A more modern solution than the “on-sidewalk” cycleways in the south part of the street (Larenseweg) is this bi-directional cycleway of a good width and with smooth red asphalt. Note that the roadway has a speed bump, not present on the cycleway. Having a bi-directional cycleway on one side of the road has the disadvantage that you have to cross the roadway more often (twice more in this particular ride) but I personally like this better than the example in the south part of this street from the earlier pictures. It is wider and it is easier to overtake other people cycling.
After the right turn from the bi-directional cycleway I turned into a residential area (Ripolinstraat) where the volumes are low. That means no separate cycle infrastructure is necessary. In this case there is virtually also no specific infrastructure for walking which gives away that this is a so-called “Woonerf” meaning “living yard”. The speed limit was long “walking pace” for such zones but the EU forced the Dutch to put a number on that and it became 15km/h or just over 9 miles per hour.
The ride takes me a short bit from the living zone into a pedestrian zone (Ripolinpad). But the sign says cycling is permitted, riding a moped/scooter is not.
The end destination is that larger building in the distance. It is in a residential street with sidewalks (Seinstraat) where the speed limit is again 30km/h. Hence no cycling infrastructure.
This building is the seat of a number of businesses. There is a rack to park your bicycle right next to the front door. Once again a very convenient ride; relaxed and uneventful.
Map with the ride I just described. As you can see I cycled across a large part of the town from the centre to almost the edge in 5 minutes. That is how small most towns in the Netherlands are.

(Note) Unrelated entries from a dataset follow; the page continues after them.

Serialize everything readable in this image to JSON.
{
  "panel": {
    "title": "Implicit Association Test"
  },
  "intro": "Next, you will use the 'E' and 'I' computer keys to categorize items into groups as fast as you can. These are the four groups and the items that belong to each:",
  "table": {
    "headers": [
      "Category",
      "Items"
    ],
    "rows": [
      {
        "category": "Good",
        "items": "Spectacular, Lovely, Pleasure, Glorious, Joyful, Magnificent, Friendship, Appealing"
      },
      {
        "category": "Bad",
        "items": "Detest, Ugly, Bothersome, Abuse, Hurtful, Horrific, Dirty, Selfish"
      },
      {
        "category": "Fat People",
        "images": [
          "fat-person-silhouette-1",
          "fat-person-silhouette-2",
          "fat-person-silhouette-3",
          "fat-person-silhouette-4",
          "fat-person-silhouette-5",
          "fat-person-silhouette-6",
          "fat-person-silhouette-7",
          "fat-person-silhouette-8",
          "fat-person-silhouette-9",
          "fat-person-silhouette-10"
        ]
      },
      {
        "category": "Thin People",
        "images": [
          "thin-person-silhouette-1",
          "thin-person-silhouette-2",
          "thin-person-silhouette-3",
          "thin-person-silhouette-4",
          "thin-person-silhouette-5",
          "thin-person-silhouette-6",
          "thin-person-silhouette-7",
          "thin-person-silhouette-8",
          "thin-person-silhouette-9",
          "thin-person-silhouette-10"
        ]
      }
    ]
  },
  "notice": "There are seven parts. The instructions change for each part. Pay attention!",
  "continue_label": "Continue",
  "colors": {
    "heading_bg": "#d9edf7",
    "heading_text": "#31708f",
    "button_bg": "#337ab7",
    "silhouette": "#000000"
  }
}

My “real” ride in Hilversum. From the station to Seinstraat in the north-east.